▸ **Task prompt**
Restate all entries word for word, minus pictures.

-- Entries shown follows --

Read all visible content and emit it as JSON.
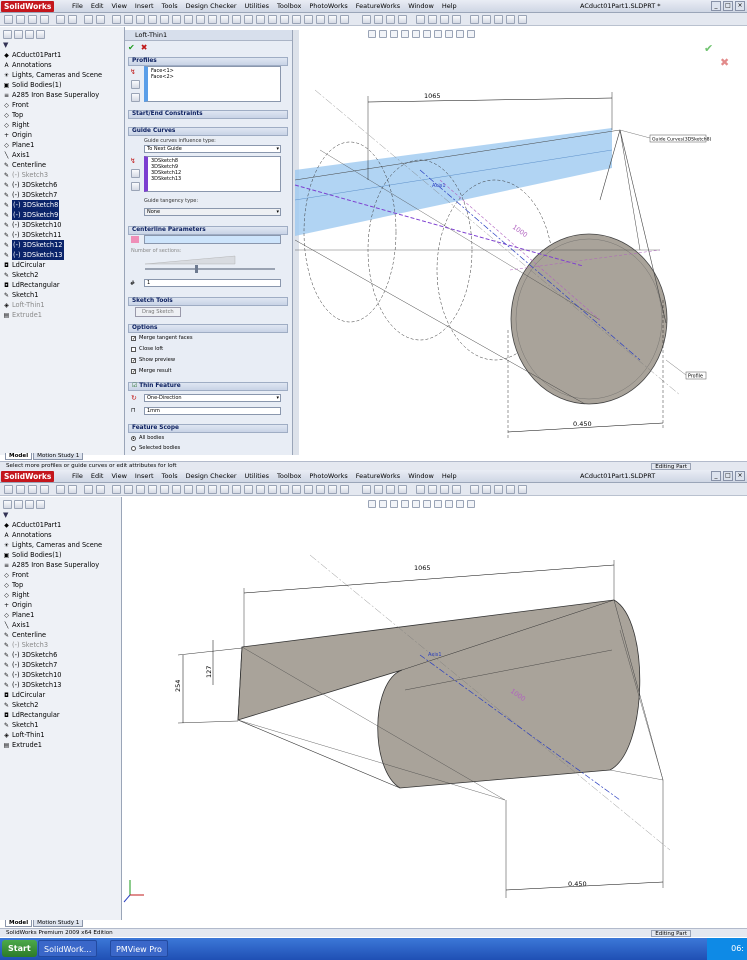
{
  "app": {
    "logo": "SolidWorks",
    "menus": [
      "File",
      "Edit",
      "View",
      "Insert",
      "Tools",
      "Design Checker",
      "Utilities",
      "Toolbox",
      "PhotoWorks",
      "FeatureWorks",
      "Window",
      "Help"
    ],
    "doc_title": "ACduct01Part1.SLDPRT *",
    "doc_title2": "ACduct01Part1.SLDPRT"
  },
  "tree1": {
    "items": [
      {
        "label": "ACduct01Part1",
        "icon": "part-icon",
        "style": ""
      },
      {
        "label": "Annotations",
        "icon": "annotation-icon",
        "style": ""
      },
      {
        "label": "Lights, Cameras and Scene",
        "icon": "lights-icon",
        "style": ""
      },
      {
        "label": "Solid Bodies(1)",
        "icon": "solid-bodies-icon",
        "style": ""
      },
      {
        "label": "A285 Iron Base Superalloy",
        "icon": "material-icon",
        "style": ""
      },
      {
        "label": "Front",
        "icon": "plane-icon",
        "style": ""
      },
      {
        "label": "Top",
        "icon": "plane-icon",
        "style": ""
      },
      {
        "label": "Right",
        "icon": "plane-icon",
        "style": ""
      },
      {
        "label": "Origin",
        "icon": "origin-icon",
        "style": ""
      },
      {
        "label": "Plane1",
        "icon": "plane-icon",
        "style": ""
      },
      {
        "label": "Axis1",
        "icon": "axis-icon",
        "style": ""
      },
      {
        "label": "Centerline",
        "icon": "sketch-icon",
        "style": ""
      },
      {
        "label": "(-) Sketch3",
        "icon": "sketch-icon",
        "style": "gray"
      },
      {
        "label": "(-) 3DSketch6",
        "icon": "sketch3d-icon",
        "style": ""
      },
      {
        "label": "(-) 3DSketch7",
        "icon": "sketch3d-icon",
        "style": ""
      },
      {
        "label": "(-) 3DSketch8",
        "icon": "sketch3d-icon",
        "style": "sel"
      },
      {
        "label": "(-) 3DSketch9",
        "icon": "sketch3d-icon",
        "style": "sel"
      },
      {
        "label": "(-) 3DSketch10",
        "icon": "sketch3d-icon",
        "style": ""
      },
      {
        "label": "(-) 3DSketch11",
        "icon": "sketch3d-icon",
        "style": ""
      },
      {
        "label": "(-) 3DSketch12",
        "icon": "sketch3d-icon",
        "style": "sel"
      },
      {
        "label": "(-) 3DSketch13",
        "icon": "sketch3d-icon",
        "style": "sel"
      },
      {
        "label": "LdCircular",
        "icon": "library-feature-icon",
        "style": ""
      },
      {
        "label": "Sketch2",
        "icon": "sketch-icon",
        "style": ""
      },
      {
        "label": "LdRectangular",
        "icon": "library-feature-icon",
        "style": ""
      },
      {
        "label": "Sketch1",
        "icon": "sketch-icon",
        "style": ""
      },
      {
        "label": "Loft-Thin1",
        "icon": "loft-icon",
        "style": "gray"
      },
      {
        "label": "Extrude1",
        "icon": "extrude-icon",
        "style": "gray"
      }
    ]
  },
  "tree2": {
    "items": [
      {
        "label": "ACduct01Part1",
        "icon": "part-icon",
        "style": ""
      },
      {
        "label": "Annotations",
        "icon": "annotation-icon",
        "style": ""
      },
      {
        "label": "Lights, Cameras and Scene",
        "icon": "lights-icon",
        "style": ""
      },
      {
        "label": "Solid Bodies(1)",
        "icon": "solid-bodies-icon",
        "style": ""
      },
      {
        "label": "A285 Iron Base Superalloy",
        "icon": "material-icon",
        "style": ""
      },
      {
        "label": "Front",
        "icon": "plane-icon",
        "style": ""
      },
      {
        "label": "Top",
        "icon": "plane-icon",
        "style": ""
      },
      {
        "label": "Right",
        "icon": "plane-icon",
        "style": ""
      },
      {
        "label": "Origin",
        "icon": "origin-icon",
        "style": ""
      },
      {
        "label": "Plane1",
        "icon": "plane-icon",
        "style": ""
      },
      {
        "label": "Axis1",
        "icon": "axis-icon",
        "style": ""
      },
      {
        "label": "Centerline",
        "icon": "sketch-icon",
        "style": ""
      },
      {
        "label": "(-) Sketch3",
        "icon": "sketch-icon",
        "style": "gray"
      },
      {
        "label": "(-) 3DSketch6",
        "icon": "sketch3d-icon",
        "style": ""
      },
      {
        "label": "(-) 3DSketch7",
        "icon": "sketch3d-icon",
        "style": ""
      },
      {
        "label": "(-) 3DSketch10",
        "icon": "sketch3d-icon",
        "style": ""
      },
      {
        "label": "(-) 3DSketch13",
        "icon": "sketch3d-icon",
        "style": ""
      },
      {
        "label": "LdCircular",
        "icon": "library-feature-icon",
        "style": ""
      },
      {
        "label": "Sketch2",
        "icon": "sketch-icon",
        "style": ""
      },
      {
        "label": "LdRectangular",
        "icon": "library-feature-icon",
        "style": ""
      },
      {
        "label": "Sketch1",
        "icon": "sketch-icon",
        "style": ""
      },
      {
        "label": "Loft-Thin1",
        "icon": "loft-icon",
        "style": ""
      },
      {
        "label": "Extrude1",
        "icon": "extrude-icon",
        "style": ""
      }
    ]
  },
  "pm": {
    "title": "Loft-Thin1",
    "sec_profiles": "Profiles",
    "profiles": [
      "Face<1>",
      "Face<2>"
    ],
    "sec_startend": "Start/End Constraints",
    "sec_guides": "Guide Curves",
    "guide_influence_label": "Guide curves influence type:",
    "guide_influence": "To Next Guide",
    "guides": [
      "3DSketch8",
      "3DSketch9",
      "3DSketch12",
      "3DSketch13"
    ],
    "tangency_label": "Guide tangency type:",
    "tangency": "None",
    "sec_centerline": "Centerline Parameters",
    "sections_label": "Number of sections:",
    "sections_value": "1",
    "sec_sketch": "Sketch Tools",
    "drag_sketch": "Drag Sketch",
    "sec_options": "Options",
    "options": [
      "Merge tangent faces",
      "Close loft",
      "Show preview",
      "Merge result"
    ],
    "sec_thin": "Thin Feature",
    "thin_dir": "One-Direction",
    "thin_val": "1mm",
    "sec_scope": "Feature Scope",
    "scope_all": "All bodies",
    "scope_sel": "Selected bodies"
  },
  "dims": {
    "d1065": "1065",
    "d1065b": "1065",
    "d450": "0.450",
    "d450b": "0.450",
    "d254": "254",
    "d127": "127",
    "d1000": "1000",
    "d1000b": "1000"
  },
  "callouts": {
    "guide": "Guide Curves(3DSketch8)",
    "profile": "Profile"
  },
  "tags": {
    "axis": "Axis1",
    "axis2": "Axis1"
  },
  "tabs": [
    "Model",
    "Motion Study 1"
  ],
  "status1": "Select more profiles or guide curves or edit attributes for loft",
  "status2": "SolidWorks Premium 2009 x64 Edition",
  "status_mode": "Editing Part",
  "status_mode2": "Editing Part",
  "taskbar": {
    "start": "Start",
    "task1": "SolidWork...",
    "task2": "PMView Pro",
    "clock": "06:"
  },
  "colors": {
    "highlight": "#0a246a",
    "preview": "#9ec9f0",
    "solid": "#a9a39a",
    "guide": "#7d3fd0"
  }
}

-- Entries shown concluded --

▸ **Solution to the exercise**
Read all visible content and emit it as JSON.
{
  "app": {
    "logo": "SolidWorks",
    "menus": [
      "File",
      "Edit",
      "View",
      "Insert",
      "Tools",
      "Design Checker",
      "Utilities",
      "Toolbox",
      "PhotoWorks",
      "FeatureWorks",
      "Window",
      "Help"
    ],
    "doc_title": "ACduct01Part1.SLDPRT *",
    "doc_title2": "ACduct01Part1.SLDPRT"
  },
  "tree1": {
    "items": [
      {
        "label": "ACduct01Part1",
        "icon": "part-icon",
        "style": ""
      },
      {
        "label": "Annotations",
        "icon": "annotation-icon",
        "style": ""
      },
      {
        "label": "Lights, Cameras and Scene",
        "icon": "lights-icon",
        "style": ""
      },
      {
        "label": "Solid Bodies(1)",
        "icon": "solid-bodies-icon",
        "style": ""
      },
      {
        "label": "A285 Iron Base Superalloy",
        "icon": "material-icon",
        "style": ""
      },
      {
        "label": "Front",
        "icon": "plane-icon",
        "style": ""
      },
      {
        "label": "Top",
        "icon": "plane-icon",
        "style": ""
      },
      {
        "label": "Right",
        "icon": "plane-icon",
        "style": ""
      },
      {
        "label": "Origin",
        "icon": "origin-icon",
        "style": ""
      },
      {
        "label": "Plane1",
        "icon": "plane-icon",
        "style": ""
      },
      {
        "label": "Axis1",
        "icon": "axis-icon",
        "style": ""
      },
      {
        "label": "Centerline",
        "icon": "sketch-icon",
        "style": ""
      },
      {
        "label": "(-) Sketch3",
        "icon": "sketch-icon",
        "style": "gray"
      },
      {
        "label": "(-) 3DSketch6",
        "icon": "sketch3d-icon",
        "style": ""
      },
      {
        "label": "(-) 3DSketch7",
        "icon": "sketch3d-icon",
        "style": ""
      },
      {
        "label": "(-) 3DSketch8",
        "icon": "sketch3d-icon",
        "style": "sel"
      },
      {
        "label": "(-) 3DSketch9",
        "icon": "sketch3d-icon",
        "style": "sel"
      },
      {
        "label": "(-) 3DSketch10",
        "icon": "sketch3d-icon",
        "style": ""
      },
      {
        "label": "(-) 3DSketch11",
        "icon": "sketch3d-icon",
        "style": ""
      },
      {
        "label": "(-) 3DSketch12",
        "icon": "sketch3d-icon",
        "style": "sel"
      },
      {
        "label": "(-) 3DSketch13",
        "icon": "sketch3d-icon",
        "style": "sel"
      },
      {
        "label": "LdCircular",
        "icon": "library-feature-icon",
        "style": ""
      },
      {
        "label": "Sketch2",
        "icon": "sketch-icon",
        "style": ""
      },
      {
        "label": "LdRectangular",
        "icon": "library-feature-icon",
        "style": ""
      },
      {
        "label": "Sketch1",
        "icon": "sketch-icon",
        "style": ""
      },
      {
        "label": "Loft-Thin1",
        "icon": "loft-icon",
        "style": "gray"
      },
      {
        "label": "Extrude1",
        "icon": "extrude-icon",
        "style": "gray"
      }
    ]
  },
  "tree2": {
    "items": [
      {
        "label": "ACduct01Part1",
        "icon": "part-icon",
        "style": ""
      },
      {
        "label": "Annotations",
        "icon": "annotation-icon",
        "style": ""
      },
      {
        "label": "Lights, Cameras and Scene",
        "icon": "lights-icon",
        "style": ""
      },
      {
        "label": "Solid Bodies(1)",
        "icon": "solid-bodies-icon",
        "style": ""
      },
      {
        "label": "A285 Iron Base Superalloy",
        "icon": "material-icon",
        "style": ""
      },
      {
        "label": "Front",
        "icon": "plane-icon",
        "style": ""
      },
      {
        "label": "Top",
        "icon": "plane-icon",
        "style": ""
      },
      {
        "label": "Right",
        "icon": "plane-icon",
        "style": ""
      },
      {
        "label": "Origin",
        "icon": "origin-icon",
        "style": ""
      },
      {
        "label": "Plane1",
        "icon": "plane-icon",
        "style": ""
      },
      {
        "label": "Axis1",
        "icon": "axis-icon",
        "style": ""
      },
      {
        "label": "Centerline",
        "icon": "sketch-icon",
        "style": ""
      },
      {
        "label": "(-) Sketch3",
        "icon": "sketch-icon",
        "style": "gray"
      },
      {
        "label": "(-) 3DSketch6",
        "icon": "sketch3d-icon",
        "style": ""
      },
      {
        "label": "(-) 3DSketch7",
        "icon": "sketch3d-icon",
        "style": ""
      },
      {
        "label": "(-) 3DSketch10",
        "icon": "sketch3d-icon",
        "style": ""
      },
      {
        "label": "(-) 3DSketch13",
        "icon": "sketch3d-icon",
        "style": ""
      },
      {
        "label": "LdCircular",
        "icon": "library-feature-icon",
        "style": ""
      },
      {
        "label": "Sketch2",
        "icon": "sketch-icon",
        "style": ""
      },
      {
        "label": "LdRectangular",
        "icon": "library-feature-icon",
        "style": ""
      },
      {
        "label": "Sketch1",
        "icon": "sketch-icon",
        "style": ""
      },
      {
        "label": "Loft-Thin1",
        "icon": "loft-icon",
        "style": ""
      },
      {
        "label": "Extrude1",
        "icon": "extrude-icon",
        "style": ""
      }
    ]
  },
  "pm": {
    "title": "Loft-Thin1",
    "sec_profiles": "Profiles",
    "profiles": [
      "Face<1>",
      "Face<2>"
    ],
    "sec_startend": "Start/End Constraints",
    "sec_guides": "Guide Curves",
    "guide_influence_label": "Guide curves influence type:",
    "guide_influence": "To Next Guide",
    "guides": [
      "3DSketch8",
      "3DSketch9",
      "3DSketch12",
      "3DSketch13"
    ],
    "tangency_label": "Guide tangency type:",
    "tangency": "None",
    "sec_centerline": "Centerline Parameters",
    "sections_label": "Number of sections:",
    "sections_value": "1",
    "sec_sketch": "Sketch Tools",
    "drag_sketch": "Drag Sketch",
    "sec_options": "Options",
    "options": [
      "Merge tangent faces",
      "Close loft",
      "Show preview",
      "Merge result"
    ],
    "sec_thin": "Thin Feature",
    "thin_dir": "One-Direction",
    "thin_val": "1mm",
    "sec_scope": "Feature Scope",
    "scope_all": "All bodies",
    "scope_sel": "Selected bodies"
  },
  "dims": {
    "d1065": "1065",
    "d1065b": "1065",
    "d450": "0.450",
    "d450b": "0.450",
    "d254": "254",
    "d127": "127",
    "d1000": "1000",
    "d1000b": "1000"
  },
  "callouts": {
    "guide": "Guide Curves(3DSketch8)",
    "profile": "Profile"
  },
  "tags": {
    "axis": "Axis1",
    "axis2": "Axis1"
  },
  "tabs": [
    "Model",
    "Motion Study 1"
  ],
  "status1": "Select more profiles or guide curves or edit attributes for loft",
  "status2": "SolidWorks Premium 2009 x64 Edition",
  "status_mode": "Editing Part",
  "status_mode2": "Editing Part",
  "taskbar": {
    "start": "Start",
    "task1": "SolidWork...",
    "task2": "PMView Pro",
    "clock": "06:"
  },
  "colors": {
    "highlight": "#0a246a",
    "preview": "#9ec9f0",
    "solid": "#a9a39a",
    "guide": "#7d3fd0"
  }
}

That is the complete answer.